* **Input records**
-=-=-=-=-

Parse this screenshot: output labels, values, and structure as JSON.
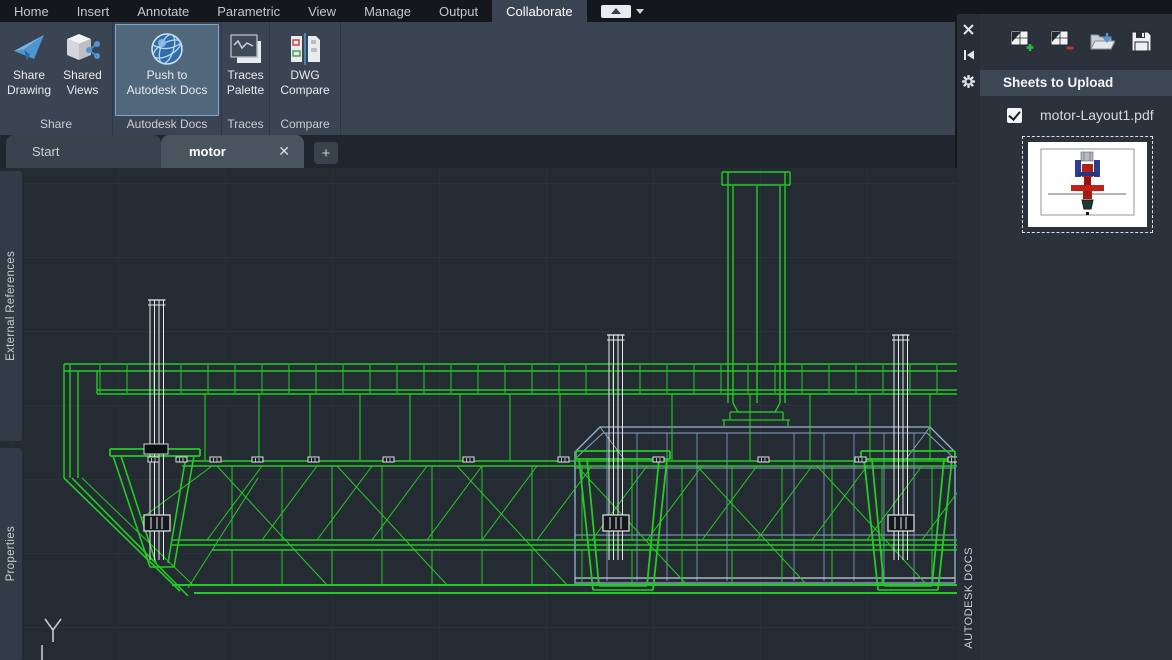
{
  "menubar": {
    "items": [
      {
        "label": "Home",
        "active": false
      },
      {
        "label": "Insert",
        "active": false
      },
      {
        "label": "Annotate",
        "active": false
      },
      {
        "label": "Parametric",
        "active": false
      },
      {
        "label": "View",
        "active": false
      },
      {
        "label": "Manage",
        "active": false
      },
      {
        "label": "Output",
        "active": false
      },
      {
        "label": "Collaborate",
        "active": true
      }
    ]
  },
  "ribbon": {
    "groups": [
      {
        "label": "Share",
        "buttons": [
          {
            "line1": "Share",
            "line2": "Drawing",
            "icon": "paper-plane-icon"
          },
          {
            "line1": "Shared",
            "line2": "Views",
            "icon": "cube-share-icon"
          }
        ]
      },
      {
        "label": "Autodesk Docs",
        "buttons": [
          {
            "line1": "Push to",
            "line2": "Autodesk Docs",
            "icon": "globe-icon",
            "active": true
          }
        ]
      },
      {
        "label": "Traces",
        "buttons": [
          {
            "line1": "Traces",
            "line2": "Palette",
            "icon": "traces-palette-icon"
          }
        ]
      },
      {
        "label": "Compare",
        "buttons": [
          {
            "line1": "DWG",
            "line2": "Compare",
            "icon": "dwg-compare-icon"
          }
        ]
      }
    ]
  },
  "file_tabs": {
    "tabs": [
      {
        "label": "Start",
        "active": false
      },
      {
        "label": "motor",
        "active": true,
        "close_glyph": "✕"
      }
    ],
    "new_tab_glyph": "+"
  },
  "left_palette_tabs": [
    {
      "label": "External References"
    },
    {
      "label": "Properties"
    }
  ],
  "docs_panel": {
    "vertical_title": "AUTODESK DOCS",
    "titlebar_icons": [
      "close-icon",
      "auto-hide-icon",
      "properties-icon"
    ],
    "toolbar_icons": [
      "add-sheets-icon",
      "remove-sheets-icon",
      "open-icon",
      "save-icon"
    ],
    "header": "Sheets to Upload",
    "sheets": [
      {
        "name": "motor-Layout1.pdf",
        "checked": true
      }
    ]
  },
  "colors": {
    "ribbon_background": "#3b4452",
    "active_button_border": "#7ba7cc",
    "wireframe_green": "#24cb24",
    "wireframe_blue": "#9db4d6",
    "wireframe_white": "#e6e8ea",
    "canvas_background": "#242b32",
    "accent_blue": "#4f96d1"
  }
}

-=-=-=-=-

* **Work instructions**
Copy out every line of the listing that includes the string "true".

* **Written answer**
        "active": true
            "active": true
        "active": true,
        "checked": true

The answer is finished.